"And I will not accept from Senator Obama, who did not feel it was his responsibility to serve our country in uniform, any lectures on my regard for those who did," the Arizona senator said in a harshly worded statement issued Thursday.
McCain lashed out at Obama's personal history despite Obama's repeated praise of McCain's military service. As Obama said Tuesday night in Des Moines, Iowa: "We face an opponent, John McCain, who arrived in Washington nearly three decades ago as a Vietnam War hero, and earned an admirable reputation for straight talk and occasional independence from his party."

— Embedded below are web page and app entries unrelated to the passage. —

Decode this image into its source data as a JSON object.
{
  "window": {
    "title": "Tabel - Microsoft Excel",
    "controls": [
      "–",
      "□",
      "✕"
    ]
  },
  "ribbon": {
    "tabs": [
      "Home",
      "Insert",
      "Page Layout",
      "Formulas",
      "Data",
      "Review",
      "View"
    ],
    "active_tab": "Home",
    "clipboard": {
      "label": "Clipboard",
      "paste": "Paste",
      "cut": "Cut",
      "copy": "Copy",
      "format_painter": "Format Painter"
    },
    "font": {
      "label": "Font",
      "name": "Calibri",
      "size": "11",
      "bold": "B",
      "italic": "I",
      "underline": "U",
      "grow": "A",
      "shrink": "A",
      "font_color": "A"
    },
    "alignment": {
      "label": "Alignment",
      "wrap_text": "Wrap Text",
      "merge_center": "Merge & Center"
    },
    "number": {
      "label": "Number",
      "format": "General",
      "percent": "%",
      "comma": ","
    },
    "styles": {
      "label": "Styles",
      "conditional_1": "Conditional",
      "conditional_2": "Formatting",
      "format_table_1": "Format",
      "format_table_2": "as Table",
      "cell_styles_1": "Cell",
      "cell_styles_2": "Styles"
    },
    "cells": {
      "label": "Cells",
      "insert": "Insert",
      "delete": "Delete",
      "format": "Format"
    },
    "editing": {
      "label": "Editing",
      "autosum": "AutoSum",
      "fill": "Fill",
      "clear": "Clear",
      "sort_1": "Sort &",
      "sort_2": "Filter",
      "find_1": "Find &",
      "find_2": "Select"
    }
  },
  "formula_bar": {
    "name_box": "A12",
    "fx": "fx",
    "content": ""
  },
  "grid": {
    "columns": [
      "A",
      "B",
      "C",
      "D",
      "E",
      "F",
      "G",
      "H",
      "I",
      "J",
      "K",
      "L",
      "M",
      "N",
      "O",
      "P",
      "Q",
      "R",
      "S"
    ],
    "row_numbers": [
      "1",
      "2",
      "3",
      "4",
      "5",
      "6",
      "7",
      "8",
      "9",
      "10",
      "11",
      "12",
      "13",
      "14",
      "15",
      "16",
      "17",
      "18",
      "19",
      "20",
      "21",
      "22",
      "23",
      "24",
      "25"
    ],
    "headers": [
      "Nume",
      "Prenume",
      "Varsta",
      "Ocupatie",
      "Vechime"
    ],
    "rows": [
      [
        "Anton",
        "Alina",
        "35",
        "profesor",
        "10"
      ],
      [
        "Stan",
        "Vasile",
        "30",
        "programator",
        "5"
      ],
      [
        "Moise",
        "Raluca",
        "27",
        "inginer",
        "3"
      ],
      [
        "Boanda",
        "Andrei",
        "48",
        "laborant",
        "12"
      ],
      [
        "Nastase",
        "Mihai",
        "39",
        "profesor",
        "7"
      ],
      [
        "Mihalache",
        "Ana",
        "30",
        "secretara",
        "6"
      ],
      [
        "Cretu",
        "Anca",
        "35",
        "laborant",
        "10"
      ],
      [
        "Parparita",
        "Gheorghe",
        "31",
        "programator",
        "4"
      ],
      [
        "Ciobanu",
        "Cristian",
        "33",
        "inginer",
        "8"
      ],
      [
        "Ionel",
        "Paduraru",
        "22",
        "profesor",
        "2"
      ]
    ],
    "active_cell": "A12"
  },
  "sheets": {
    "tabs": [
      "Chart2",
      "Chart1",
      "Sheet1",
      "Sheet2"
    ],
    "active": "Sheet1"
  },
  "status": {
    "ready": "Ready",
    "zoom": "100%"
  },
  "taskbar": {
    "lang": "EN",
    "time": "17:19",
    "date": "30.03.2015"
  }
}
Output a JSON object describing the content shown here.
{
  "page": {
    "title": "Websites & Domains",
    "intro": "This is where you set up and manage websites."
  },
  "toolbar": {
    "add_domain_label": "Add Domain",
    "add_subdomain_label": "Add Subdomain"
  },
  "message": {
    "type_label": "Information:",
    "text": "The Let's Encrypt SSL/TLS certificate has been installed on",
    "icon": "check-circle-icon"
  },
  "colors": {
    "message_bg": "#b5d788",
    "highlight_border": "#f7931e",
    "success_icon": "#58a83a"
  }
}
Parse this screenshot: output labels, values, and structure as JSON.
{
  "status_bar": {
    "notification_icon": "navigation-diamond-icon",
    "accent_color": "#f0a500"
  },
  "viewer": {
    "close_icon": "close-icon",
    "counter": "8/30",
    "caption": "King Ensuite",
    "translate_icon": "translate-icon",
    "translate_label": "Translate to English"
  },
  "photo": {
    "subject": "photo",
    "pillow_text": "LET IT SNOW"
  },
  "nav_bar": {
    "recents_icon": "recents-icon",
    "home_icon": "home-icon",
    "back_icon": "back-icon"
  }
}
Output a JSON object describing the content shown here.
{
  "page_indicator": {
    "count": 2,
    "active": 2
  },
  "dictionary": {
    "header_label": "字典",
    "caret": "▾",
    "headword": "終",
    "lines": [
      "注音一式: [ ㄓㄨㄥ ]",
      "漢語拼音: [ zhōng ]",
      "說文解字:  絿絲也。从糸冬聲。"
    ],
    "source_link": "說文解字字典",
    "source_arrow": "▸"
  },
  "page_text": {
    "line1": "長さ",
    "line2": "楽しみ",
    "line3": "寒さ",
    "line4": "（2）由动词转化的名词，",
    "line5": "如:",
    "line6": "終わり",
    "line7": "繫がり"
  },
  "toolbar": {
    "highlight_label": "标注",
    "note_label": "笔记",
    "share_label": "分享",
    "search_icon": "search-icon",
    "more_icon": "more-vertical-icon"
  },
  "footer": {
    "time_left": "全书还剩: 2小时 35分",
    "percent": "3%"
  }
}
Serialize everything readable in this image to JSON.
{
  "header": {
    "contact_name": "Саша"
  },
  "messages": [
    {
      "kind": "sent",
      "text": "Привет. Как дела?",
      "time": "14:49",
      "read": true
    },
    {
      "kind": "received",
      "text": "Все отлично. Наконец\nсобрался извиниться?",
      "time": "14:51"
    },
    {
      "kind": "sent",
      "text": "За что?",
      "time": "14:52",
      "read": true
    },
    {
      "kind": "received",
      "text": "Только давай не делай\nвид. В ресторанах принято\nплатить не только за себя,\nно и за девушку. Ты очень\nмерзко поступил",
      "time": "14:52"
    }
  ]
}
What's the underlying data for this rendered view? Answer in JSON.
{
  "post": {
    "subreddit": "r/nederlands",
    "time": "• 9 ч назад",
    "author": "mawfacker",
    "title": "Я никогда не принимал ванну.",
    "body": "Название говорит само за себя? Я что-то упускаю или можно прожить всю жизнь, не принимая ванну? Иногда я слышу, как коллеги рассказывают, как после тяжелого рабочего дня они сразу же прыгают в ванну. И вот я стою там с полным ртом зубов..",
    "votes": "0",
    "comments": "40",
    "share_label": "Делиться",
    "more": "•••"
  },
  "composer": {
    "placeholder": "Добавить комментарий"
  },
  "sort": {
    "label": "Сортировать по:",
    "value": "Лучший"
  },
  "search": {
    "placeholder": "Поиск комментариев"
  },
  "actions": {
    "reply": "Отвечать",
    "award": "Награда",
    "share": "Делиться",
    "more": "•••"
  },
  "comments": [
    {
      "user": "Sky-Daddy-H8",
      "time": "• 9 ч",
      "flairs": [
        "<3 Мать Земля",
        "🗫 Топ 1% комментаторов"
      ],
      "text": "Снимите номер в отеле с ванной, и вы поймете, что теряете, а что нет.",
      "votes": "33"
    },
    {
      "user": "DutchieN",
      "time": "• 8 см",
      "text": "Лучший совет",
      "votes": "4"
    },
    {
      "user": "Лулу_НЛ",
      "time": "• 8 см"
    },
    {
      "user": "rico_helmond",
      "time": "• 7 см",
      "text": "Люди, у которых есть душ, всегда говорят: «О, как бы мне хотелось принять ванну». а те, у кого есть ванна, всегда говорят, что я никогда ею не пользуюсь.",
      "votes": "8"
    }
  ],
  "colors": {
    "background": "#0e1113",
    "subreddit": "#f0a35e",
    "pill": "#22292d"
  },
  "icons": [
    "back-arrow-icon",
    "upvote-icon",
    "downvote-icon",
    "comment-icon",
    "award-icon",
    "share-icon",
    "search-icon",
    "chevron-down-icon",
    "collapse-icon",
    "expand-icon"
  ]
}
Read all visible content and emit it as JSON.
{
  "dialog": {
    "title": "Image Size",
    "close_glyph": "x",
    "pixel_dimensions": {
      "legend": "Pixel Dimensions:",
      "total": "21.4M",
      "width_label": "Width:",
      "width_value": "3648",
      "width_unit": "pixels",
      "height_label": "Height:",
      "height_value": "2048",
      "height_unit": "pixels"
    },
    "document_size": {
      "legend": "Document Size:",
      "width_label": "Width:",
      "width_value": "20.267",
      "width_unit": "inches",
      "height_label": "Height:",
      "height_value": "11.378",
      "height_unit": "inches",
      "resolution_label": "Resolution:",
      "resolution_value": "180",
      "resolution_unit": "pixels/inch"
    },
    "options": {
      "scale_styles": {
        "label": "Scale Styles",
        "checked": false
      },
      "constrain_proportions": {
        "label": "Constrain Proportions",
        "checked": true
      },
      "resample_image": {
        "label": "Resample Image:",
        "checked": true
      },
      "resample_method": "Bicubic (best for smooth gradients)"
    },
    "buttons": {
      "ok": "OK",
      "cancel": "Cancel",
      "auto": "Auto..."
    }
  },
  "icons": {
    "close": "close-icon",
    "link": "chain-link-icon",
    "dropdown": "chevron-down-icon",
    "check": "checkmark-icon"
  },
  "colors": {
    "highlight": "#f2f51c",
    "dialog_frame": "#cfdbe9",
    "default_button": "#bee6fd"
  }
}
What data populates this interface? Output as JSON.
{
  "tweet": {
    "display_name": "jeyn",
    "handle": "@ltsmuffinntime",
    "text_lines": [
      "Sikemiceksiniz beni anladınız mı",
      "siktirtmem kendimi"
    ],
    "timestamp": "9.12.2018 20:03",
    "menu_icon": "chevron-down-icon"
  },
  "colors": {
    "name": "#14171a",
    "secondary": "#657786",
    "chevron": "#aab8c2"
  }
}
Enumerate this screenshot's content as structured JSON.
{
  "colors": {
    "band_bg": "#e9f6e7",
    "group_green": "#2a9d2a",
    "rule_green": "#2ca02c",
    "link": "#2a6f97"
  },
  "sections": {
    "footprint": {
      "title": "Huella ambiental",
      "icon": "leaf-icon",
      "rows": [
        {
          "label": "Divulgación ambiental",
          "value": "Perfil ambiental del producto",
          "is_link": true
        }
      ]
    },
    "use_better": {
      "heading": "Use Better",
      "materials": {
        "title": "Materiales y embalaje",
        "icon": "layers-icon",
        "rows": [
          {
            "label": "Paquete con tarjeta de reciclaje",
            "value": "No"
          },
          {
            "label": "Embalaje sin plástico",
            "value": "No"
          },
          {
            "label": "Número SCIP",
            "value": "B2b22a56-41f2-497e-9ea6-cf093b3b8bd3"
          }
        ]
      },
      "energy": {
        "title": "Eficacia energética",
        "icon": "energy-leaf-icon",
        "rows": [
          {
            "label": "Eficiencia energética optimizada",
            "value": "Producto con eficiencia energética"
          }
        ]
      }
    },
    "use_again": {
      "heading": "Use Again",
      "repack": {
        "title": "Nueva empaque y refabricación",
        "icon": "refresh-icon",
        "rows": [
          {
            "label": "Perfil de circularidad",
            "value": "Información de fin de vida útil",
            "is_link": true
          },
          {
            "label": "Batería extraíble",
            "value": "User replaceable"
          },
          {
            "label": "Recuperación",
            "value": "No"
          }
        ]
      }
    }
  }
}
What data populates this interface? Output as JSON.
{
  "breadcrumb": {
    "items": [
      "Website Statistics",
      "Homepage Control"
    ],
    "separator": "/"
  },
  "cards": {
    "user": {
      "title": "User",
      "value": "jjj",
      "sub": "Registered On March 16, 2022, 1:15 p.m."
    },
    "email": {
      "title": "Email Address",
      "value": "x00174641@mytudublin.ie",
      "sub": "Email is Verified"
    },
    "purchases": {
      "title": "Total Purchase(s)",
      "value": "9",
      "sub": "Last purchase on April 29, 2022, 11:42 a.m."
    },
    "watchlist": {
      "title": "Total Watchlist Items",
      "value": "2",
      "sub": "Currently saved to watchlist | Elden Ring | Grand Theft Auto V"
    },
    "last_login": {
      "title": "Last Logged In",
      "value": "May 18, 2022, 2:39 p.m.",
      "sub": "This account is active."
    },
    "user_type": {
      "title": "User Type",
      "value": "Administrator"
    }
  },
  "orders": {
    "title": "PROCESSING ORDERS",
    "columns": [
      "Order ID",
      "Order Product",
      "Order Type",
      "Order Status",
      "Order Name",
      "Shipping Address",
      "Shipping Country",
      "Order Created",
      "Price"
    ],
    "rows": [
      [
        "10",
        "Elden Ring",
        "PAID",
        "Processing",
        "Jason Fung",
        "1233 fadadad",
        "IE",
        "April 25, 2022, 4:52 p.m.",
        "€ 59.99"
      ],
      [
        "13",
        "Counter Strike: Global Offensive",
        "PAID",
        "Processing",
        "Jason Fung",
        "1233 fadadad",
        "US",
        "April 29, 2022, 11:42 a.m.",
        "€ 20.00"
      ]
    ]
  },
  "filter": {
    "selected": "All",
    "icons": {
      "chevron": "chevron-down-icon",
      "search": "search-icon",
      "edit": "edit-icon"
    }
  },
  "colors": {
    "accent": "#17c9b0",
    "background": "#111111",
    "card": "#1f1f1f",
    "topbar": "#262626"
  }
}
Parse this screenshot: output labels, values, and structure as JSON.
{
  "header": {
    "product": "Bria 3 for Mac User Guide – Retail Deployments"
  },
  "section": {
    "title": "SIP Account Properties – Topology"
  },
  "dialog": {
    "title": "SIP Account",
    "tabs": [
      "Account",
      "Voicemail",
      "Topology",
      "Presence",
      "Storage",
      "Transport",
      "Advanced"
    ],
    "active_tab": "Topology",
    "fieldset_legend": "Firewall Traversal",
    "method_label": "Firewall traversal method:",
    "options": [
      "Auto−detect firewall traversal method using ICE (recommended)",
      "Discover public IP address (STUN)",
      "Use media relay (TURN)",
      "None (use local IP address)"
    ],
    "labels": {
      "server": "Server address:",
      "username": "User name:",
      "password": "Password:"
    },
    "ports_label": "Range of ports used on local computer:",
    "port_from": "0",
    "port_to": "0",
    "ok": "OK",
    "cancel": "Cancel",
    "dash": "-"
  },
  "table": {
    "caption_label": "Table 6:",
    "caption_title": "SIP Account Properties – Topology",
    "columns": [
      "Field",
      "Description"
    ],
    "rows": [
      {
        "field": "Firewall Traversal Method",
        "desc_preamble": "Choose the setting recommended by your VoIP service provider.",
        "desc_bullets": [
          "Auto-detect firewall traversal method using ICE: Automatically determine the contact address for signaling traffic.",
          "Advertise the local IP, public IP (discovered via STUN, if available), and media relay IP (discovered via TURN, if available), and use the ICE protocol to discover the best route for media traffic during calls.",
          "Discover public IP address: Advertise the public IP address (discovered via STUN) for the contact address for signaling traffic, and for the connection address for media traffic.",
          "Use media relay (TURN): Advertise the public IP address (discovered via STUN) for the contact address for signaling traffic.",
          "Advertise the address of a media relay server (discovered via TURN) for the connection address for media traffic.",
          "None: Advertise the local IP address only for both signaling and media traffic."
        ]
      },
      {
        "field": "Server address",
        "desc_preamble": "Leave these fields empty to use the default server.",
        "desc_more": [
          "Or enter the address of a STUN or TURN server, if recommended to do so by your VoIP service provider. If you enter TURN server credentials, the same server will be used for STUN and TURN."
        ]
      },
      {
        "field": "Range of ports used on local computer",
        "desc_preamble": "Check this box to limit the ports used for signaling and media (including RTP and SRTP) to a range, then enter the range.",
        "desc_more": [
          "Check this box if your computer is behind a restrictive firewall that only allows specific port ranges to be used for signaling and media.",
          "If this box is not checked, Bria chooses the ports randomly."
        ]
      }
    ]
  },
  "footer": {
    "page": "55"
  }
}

McCain was a Navy fighter pilot who was shot down and spent nearly six years as a Vietnam prisoner of war. At age 46, Obama is too young to have been drafted or fought in Vietnam. The direct U.S. military involvement in the Vietnam War officially ended in 1973, the same year the military draft was ended and replaced by an all-volunteer military.
The candidates' criticism of each other has grown increasingly acrimonious in recent weeks, a sign of things to come in the general election campaign.
At issue is an expansion of the GI bill that would guarantee full college scholarships for those who serve in the military for three years. The Democratic-led Senate passed the measure, sponsored by Sen. Jim Webb, D-Va., and supported by Obama, on Thursday by a 75-22 vote as 25 Republican abandoned President Bush, who opposed the provision.
Obama and his rivalreturned to Washington for the vote. McCain skipped the vote to campaign and raise money in California.
McCain opposes the measure, as does the Pentagon, out of concern that providing such a benefit after only three years of service would encourage people to leave the military after completing only one enlistment even as the U.S. fights two wars and is trying to increase the size of the Army and Marine Corps.
Instead, McCain and Republican colleagues proposed a bill to increase benefits in conjunction with a veteran's length of service. Senate Democrats blocked the measure last week.
"Most worrying to me is that by hurting retention, we will reduce the numbers of men and women who we train to become the backbone of all the services, the noncommissioned officer," McCain said in his statement.
While McCain was joined on the campaign trail in California by Gov. Arnold Schwarzenegger, former Gov. Pete Wilson and former eBay CEO Meg Whitman, Obama reiterated his respect for McCain's service in a speech on the Senate floor.
"He is one of those heroes of which I speak," Obama said. "But I can't understand why he would line up behind the president in his opposition to this GI bill. I can't believe why he believes it is too generous to our veterans. I could not disagree with him and the president more on this issue. There are many issues that lend themselves to partisan posturing, but giving our veterans the chance to go to college should not be one of them."
McCain, in his statement, accused Obama of being motivated by politics.
"Perhaps if Senator Obama would take the time and trouble to understand this issue, he would learn to debate an honest disagreement respectfully," McCain said. "But, as he always does, he prefers impugning the motives of his opponent, and exploiting a thoughtful difference of opinion to advance his own ambitions."